Half of women carrying “cancer genes” may be missed by current NHS testing practices, according to new research.
The current practice of using someone’s family history to assess whether they are at risk of gene mutations linked to breast and ovarian cancer is not picking up those who actually have the mutation, a cancer charity warns.
The Eve Appeal says more lives could be saved if the NHS tested all women for BRCA gene mutations following a study which found that just over half of those with mutated BRCA genes were picked up by blood testing, but missed by the normal practice of taking a family history.
Women with a mutated BRCA1 or BRCA2 gene are thought to have a 15 to 45 per cent chance of getting ovarian cancer and a 45 to 65 per cent risk of developing breast cancer, and BRCA mutations affect about one in 800 to 1,000 people.
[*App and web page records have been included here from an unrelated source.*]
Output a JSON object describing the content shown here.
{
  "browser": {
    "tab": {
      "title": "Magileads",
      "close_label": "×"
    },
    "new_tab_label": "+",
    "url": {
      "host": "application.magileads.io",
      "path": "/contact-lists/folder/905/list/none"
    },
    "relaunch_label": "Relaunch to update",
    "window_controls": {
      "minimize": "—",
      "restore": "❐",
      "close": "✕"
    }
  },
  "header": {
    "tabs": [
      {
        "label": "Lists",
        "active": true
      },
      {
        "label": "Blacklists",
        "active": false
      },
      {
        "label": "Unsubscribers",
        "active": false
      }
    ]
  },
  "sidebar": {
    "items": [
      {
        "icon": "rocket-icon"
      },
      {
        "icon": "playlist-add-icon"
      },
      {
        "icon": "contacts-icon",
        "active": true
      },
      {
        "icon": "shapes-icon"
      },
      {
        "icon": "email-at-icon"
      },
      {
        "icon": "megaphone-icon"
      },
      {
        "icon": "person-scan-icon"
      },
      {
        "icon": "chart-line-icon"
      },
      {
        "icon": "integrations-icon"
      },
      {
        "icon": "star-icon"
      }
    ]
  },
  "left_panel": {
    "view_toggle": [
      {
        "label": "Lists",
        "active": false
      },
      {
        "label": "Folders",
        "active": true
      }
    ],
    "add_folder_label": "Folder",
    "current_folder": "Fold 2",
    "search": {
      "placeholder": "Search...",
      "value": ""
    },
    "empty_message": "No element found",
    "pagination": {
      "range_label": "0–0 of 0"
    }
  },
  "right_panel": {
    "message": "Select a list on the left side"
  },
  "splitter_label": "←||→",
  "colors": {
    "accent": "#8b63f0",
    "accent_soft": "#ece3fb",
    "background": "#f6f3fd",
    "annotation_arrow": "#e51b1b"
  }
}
But under current regulations, those without a strong family history of cancer or of having the variant genes are not eligible for a free NHS genetic test.
When the researchers examined members of the Ashkenazi Jewish community – known to have high numbers of people with BRCA mutations – they found blood testing to be significantly more effective in detecting potential problems than simply taking a family history. The researchers found that 56 per cent of people had BRCA mutations that were detected by blood testing, but missed by simply taking a family history.
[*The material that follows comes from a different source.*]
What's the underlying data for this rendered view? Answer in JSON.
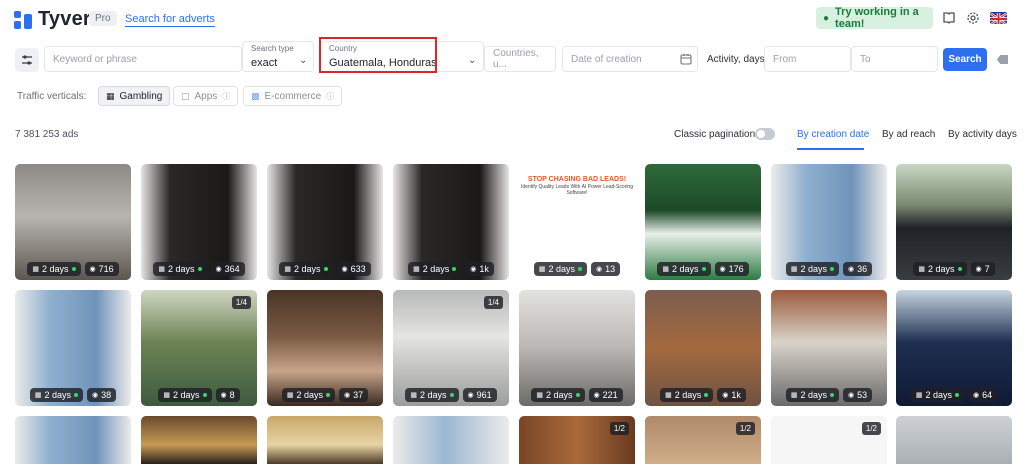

A second study examining cost-effectiveness found that compared with taking family histories, testing the blood of all Ashkenazi women aged 30 or over would cut the incidences of breast and ovarian cancer and potentially save the NHS £3.7m.
Commenting on the research, published in the Journal of the National Cancer Institute, Athena Lamnisos, the chief executive of the Eve Appeal, said: “This shows that broadening genetic testing beyond just family history saves more lives and more money.”
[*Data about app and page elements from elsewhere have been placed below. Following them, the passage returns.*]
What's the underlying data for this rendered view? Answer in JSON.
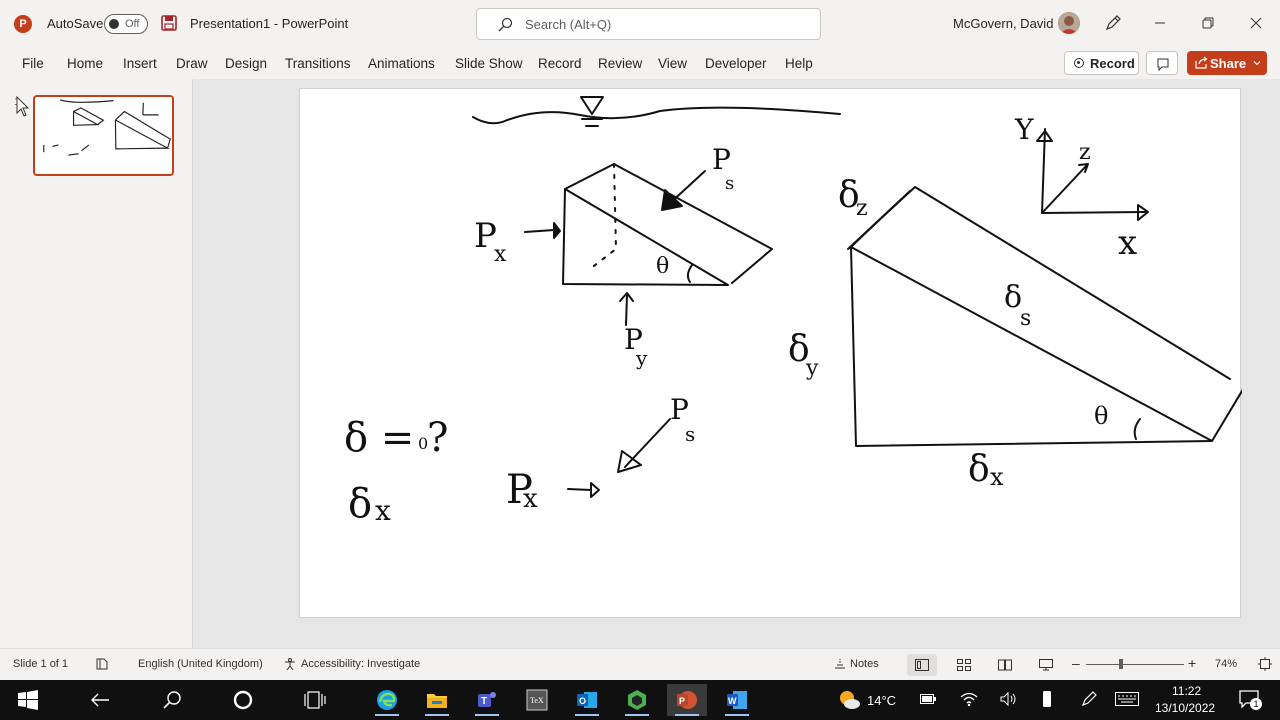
{
  "titlebar": {
    "autosave_label": "AutoSave",
    "autosave_state": "Off",
    "doc_title": "Presentation1  -  PowerPoint",
    "search_placeholder": "Search (Alt+Q)",
    "user_name": "McGovern, David"
  },
  "menu": {
    "items": [
      "File",
      "Home",
      "Insert",
      "Draw",
      "Design",
      "Transitions",
      "Animations",
      "Slide Show",
      "Record",
      "Review",
      "View",
      "Developer",
      "Help"
    ],
    "record_label": "Record",
    "share_label": "Share"
  },
  "thumbnails": {
    "slide_number": "1"
  },
  "slide": {
    "labels": {
      "px_top": "P",
      "px_top_sub": "x",
      "ps_top": "P",
      "ps_top_sub": "s",
      "py": "P",
      "py_sub": "y",
      "theta_small": "θ",
      "delta_z": "δ",
      "delta_z_sub": "z",
      "delta_s": "δ",
      "delta_s_sub": "s",
      "delta_y": "δ",
      "delta_y_sub": "y",
      "delta_x_big": "δ",
      "delta_x_big_sub": "x",
      "theta_big": "θ",
      "axis_y": "Y",
      "axis_z": "z",
      "axis_x": "x",
      "delta_question": "δ = ?",
      "delta_question_sub": "0",
      "delta_x_left": "δ",
      "delta_x_left_sub": "x",
      "px_bottom": "P",
      "px_bottom_sub": "x",
      "ps_bottom": "P",
      "ps_bottom_sub": "s"
    }
  },
  "status": {
    "slide_info": "Slide 1 of 1",
    "language": "English (United Kingdom)",
    "accessibility": "Accessibility: Investigate",
    "notes_label": "Notes",
    "zoom_level": "74%"
  },
  "taskbar": {
    "weather_temp": "14°C",
    "time": "11:22",
    "date": "13/10/2022",
    "notification_count": "1"
  },
  "colors": {
    "brand": "#c43e1c"
  }
}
The call for more blood testing came as US scientists published data from a pilot study suggesting an experimental breast cancer vaccine is capable of slowing the progression of the disease.
Of 14 women with metastatic, or spreading, breast cancer who received the vaccine, half showed no sign of tumour growth one year after treatment. Scientists at Washington University School of Medicine plan to follow their pilot trial with a larger study of newly diagnosed patients.